(Stored data)
§ §
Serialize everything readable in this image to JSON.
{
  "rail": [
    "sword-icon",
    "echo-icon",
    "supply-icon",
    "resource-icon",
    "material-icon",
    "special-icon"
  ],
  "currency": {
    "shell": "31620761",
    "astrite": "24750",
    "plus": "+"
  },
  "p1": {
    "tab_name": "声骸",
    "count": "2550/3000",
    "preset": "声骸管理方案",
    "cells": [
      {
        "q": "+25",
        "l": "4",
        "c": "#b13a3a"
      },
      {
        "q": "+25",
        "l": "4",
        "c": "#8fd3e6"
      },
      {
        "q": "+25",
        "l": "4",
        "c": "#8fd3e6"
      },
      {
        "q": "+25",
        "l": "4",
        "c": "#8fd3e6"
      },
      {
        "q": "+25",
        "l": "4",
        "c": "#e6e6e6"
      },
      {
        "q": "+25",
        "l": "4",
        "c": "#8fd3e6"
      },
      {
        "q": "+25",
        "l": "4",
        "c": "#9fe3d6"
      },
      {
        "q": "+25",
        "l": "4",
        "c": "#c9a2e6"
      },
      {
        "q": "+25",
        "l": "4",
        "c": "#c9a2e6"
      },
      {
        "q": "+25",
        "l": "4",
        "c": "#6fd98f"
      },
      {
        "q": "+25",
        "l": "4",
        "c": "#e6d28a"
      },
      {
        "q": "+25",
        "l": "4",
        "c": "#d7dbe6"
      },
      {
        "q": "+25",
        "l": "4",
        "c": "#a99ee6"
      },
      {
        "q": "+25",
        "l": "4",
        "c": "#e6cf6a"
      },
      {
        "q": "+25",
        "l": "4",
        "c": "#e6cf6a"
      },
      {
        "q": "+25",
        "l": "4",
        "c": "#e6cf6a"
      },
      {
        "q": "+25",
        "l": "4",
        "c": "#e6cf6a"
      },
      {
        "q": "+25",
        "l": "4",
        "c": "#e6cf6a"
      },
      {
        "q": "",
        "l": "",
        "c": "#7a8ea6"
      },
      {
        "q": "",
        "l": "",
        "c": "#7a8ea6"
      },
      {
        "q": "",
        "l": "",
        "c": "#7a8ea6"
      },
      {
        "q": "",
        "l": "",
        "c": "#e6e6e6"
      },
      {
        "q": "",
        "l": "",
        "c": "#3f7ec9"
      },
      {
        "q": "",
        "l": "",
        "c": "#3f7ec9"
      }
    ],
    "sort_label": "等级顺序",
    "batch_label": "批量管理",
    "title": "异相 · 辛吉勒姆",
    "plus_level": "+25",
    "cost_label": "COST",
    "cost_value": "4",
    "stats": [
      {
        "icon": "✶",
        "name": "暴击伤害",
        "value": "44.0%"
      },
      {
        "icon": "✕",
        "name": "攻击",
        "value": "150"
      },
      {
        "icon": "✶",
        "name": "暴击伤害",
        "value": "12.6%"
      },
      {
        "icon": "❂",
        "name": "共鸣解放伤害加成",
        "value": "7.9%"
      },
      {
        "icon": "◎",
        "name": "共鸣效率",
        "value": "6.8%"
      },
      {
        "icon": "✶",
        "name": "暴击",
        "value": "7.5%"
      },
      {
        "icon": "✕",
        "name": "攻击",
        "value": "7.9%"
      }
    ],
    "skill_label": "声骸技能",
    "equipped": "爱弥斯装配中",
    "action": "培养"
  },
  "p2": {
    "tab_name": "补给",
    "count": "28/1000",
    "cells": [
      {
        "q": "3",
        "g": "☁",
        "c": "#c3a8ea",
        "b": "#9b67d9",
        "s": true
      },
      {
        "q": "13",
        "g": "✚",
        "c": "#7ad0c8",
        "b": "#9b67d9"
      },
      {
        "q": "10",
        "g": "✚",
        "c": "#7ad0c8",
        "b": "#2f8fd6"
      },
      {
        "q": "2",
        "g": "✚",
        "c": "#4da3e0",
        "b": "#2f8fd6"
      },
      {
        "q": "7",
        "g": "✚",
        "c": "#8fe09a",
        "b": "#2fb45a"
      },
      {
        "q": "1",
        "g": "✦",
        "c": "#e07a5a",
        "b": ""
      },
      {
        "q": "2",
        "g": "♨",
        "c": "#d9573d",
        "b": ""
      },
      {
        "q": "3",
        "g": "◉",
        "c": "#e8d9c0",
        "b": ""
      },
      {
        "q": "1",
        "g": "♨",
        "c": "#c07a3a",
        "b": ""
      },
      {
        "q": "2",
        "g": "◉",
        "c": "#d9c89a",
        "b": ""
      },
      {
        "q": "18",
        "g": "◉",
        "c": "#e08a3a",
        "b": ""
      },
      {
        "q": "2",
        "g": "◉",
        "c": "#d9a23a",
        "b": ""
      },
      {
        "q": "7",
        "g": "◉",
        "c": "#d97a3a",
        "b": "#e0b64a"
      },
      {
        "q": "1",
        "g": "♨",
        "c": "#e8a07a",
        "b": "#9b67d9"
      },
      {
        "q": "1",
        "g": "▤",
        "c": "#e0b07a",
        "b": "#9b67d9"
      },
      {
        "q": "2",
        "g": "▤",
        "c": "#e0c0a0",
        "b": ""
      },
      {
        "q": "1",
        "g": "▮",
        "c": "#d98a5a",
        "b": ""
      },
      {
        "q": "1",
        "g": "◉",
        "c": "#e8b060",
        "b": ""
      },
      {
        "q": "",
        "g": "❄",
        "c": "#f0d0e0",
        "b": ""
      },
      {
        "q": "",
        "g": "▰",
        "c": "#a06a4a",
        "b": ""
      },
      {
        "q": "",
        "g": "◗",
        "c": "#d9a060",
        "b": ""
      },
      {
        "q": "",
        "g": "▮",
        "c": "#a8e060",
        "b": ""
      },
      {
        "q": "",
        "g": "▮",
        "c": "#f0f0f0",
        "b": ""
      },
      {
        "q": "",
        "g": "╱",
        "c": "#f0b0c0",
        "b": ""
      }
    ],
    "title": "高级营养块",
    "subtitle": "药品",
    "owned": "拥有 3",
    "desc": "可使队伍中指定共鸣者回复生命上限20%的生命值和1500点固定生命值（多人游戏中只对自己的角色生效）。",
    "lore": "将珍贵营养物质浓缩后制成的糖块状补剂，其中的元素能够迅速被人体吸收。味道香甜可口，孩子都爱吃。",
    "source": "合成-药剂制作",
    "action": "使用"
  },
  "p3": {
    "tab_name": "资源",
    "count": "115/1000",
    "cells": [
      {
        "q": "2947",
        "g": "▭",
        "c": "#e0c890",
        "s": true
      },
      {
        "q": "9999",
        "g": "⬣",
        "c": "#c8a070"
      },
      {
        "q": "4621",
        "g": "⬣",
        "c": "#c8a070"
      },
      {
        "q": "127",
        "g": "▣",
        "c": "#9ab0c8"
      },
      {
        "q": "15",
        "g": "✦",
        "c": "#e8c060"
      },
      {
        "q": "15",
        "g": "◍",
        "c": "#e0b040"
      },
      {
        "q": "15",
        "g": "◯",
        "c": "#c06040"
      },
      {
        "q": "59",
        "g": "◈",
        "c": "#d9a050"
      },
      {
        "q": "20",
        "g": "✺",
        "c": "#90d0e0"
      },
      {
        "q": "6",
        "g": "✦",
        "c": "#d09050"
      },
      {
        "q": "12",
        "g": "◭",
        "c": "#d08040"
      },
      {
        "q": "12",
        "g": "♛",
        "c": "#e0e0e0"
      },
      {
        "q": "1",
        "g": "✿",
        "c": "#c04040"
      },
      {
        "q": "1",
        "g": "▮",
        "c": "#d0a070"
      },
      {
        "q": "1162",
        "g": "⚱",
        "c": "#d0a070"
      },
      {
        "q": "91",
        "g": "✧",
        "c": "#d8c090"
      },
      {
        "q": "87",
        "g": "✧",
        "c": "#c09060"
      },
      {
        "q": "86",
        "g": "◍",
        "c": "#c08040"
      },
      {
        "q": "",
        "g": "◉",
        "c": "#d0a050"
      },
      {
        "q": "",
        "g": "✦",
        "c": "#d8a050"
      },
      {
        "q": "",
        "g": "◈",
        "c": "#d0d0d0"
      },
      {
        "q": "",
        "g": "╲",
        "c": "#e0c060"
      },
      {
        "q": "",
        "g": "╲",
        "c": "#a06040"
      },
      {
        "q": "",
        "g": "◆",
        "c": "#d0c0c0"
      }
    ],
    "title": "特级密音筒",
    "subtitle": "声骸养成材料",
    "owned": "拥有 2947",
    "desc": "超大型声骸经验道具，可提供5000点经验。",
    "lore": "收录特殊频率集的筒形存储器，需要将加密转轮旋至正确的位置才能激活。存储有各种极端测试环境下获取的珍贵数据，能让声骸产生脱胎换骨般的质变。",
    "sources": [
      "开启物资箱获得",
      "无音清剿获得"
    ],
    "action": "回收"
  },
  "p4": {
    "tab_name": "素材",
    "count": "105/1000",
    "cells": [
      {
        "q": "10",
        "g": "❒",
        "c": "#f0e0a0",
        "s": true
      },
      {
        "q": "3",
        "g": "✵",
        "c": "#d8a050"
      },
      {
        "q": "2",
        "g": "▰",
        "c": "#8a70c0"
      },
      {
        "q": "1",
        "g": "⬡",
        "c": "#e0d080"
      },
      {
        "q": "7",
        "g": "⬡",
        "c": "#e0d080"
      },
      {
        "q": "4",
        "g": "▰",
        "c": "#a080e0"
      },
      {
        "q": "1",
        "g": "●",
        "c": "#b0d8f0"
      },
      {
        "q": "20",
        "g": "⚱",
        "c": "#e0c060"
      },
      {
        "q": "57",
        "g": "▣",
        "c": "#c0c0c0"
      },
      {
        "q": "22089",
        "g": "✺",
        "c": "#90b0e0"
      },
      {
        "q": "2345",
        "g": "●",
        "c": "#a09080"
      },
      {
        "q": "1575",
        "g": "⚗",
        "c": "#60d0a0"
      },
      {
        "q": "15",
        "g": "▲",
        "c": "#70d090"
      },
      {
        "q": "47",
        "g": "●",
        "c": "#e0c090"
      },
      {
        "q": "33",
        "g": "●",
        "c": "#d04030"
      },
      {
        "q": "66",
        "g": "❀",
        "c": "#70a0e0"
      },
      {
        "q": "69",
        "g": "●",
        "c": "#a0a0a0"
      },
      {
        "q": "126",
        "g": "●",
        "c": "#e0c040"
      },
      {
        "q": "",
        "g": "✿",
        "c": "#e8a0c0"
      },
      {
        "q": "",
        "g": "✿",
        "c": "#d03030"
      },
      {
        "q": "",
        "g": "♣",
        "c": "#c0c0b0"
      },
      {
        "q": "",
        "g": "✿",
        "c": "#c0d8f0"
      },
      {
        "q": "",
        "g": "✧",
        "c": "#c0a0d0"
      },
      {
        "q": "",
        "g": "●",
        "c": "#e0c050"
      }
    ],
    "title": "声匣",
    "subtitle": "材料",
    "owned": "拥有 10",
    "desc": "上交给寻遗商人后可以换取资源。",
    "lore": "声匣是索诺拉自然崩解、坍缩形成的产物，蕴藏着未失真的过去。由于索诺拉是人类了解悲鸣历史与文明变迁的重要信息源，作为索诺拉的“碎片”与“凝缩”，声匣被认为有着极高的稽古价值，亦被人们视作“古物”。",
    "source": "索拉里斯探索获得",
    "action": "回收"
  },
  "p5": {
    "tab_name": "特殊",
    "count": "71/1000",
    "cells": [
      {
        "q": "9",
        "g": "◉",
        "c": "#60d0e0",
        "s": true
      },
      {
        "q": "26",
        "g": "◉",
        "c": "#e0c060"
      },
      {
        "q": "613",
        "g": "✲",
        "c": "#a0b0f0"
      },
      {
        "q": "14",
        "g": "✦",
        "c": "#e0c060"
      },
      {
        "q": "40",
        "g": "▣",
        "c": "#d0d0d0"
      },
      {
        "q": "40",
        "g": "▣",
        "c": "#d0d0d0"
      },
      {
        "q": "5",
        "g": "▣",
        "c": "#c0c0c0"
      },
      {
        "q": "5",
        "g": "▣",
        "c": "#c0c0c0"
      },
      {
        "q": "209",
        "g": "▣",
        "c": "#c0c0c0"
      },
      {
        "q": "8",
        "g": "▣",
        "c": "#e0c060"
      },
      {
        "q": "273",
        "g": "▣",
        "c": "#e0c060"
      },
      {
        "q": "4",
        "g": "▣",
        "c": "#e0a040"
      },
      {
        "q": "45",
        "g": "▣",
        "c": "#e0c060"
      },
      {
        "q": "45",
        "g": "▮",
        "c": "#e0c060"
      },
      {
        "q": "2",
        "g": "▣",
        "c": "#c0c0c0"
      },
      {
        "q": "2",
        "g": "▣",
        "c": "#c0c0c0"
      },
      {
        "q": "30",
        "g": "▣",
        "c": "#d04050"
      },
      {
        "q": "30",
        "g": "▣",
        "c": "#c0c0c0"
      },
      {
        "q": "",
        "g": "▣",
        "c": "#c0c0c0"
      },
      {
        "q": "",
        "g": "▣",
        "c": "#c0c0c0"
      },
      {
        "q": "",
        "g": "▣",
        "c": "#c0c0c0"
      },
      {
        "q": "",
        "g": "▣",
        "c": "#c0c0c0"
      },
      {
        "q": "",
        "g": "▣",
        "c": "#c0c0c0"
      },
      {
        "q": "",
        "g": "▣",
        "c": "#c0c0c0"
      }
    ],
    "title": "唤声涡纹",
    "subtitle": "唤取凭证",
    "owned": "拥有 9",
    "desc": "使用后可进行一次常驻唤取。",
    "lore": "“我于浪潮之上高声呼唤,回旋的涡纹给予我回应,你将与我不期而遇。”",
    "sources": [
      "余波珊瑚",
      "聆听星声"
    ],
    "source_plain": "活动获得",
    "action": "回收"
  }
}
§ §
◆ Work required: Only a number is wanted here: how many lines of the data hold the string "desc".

◆ Answer below: 4